* [Task goal] Each entry below should be retyped exactly as given.

* [Information]
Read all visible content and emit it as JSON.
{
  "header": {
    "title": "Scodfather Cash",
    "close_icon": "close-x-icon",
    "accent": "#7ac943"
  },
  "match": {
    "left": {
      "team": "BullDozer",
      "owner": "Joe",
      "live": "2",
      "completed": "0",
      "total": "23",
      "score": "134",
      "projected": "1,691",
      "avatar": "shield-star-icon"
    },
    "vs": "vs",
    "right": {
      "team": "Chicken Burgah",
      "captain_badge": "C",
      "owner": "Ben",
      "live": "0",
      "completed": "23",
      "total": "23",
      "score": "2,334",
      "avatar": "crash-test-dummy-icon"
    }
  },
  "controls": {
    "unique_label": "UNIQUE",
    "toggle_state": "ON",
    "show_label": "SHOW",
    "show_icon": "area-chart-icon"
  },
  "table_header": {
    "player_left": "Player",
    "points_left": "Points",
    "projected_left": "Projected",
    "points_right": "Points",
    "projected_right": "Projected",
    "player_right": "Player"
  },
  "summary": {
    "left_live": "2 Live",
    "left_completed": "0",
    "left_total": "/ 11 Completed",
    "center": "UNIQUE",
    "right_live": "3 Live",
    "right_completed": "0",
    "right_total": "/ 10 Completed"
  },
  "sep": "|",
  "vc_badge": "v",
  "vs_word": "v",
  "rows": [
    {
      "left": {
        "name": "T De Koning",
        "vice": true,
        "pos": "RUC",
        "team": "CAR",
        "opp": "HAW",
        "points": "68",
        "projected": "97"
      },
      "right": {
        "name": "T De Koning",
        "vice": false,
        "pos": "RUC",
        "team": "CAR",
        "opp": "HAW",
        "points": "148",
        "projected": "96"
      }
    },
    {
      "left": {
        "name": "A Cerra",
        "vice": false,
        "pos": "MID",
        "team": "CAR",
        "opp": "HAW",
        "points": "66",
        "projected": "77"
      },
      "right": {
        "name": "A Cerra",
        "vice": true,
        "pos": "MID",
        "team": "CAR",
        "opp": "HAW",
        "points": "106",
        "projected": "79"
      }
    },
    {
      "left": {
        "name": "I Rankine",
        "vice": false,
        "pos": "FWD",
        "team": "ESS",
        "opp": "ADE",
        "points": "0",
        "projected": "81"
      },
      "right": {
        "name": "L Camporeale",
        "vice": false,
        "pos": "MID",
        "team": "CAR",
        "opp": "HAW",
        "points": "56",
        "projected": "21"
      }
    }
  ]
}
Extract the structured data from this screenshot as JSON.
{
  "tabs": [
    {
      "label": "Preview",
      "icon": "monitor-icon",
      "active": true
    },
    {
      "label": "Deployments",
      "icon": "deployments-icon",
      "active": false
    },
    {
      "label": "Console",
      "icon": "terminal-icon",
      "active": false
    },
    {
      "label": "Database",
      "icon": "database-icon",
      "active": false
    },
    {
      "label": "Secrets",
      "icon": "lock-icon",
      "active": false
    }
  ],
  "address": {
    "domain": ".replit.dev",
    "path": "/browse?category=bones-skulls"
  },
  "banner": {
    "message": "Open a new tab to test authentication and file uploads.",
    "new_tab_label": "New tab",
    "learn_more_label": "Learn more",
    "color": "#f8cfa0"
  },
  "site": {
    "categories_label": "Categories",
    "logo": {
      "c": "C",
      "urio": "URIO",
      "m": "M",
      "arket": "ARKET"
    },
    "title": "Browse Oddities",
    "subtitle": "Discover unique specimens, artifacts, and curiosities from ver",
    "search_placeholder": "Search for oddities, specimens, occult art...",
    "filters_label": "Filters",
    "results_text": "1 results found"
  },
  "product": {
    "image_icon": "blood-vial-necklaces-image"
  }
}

* [Written response]
Read all visible content and emit it as JSON.
{
  "header": {
    "title": "Scodfather Cash",
    "close_icon": "close-x-icon",
    "accent": "#7ac943"
  },
  "match": {
    "left": {
      "team": "BullDozer",
      "owner": "Joe",
      "live": "2",
      "completed": "0",
      "total": "23",
      "score": "134",
      "projected": "1,691",
      "avatar": "shield-star-icon"
    },
    "vs": "vs",
    "right": {
      "team": "Chicken Burgah",
      "captain_badge": "C",
      "owner": "Ben",
      "live": "0",
      "completed": "23",
      "total": "23",
      "score": "2,334",
      "avatar": "crash-test-dummy-icon"
    }
  },
  "controls": {
    "unique_label": "UNIQUE",
    "toggle_state": "ON",
    "show_label": "SHOW",
    "show_icon": "area-chart-icon"
  },
  "table_header": {
    "player_left": "Player",
    "points_left": "Points",
    "projected_left": "Projected",
    "points_right": "Points",
    "projected_right": "Projected",
    "player_right": "Player"
  },
  "summary": {
    "left_live": "2 Live",
    "left_completed": "0",
    "left_total": "/ 11 Completed",
    "center": "UNIQUE",
    "right_live": "3 Live",
    "right_completed": "0",
    "right_total": "/ 10 Completed"
  },
  "sep": "|",
  "vc_badge": "v",
  "vs_word": "v",
  "rows": [
    {
      "left": {
        "name": "T De Koning",
        "vice": true,
        "pos": "RUC",
        "team": "CAR",
        "opp": "HAW",
        "points": "68",
        "projected": "97"
      },
      "right": {
        "name": "T De Koning",
        "vice": false,
        "pos": "RUC",
        "team": "CAR",
        "opp": "HAW",
        "points": "148",
        "projected": "96"
      }
    },
    {
      "left": {
        "name": "A Cerra",
        "vice": false,
        "pos": "MID",
        "team": "CAR",
        "opp": "HAW",
        "points": "66",
        "projected": "77"
      },
      "right": {
        "name": "A Cerra",
        "vice": true,
        "pos": "MID",
        "team": "CAR",
        "opp": "HAW",
        "points": "106",
        "projected": "79"
      }
    },
    {
      "left": {
        "name": "I Rankine",
        "vice": false,
        "pos": "FWD",
        "team": "ESS",
        "opp": "ADE",
        "points": "0",
        "projected": "81"
      },
      "right": {
        "name": "L Camporeale",
        "vice": false,
        "pos": "MID",
        "team": "CAR",
        "opp": "HAW",
        "points": "56",
        "projected": "21"
      }
    }
  ]
}
Extract the structured data from this screenshot as JSON.
{
  "tabs": [
    {
      "label": "Preview",
      "icon": "monitor-icon",
      "active": true
    },
    {
      "label": "Deployments",
      "icon": "deployments-icon",
      "active": false
    },
    {
      "label": "Console",
      "icon": "terminal-icon",
      "active": false
    },
    {
      "label": "Database",
      "icon": "database-icon",
      "active": false
    },
    {
      "label": "Secrets",
      "icon": "lock-icon",
      "active": false
    }
  ],
  "address": {
    "domain": ".replit.dev",
    "path": "/browse?category=bones-skulls"
  },
  "banner": {
    "message": "Open a new tab to test authentication and file uploads.",
    "new_tab_label": "New tab",
    "learn_more_label": "Learn more",
    "color": "#f8cfa0"
  },
  "site": {
    "categories_label": "Categories",
    "logo": {
      "c": "C",
      "urio": "URIO",
      "m": "M",
      "arket": "ARKET"
    },
    "title": "Browse Oddities",
    "subtitle": "Discover unique specimens, artifacts, and curiosities from ver",
    "search_placeholder": "Search for oddities, specimens, occult art...",
    "filters_label": "Filters",
    "results_text": "1 results found"
  },
  "product": {
    "image_icon": "blood-vial-necklaces-image"
  }
}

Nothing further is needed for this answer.